* About this task *
Your answer should consist of each line below that includes the word "legend".

* Available records *
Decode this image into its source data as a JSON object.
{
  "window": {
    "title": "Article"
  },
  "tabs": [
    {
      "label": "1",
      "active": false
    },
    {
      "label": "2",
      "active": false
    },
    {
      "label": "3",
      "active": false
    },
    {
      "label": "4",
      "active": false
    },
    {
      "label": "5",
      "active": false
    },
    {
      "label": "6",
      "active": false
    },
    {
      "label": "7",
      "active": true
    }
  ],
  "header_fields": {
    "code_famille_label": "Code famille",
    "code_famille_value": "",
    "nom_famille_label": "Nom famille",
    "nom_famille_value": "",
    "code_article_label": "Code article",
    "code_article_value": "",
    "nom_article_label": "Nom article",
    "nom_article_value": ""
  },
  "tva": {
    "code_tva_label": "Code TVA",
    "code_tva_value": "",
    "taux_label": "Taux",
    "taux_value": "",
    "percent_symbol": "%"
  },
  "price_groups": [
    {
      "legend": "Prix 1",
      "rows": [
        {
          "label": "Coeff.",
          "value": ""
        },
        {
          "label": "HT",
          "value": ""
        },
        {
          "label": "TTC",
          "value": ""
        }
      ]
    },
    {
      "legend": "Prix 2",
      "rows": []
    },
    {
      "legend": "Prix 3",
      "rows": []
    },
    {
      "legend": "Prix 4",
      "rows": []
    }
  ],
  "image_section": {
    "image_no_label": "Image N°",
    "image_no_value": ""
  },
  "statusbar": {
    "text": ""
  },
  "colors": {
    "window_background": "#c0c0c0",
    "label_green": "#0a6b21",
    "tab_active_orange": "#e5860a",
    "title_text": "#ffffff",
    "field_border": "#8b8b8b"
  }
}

* Answer area *
      "legend": "Prix 1",
      "legend": "Prix 2",
      "legend": "Prix 3",
      "legend": "Prix 4",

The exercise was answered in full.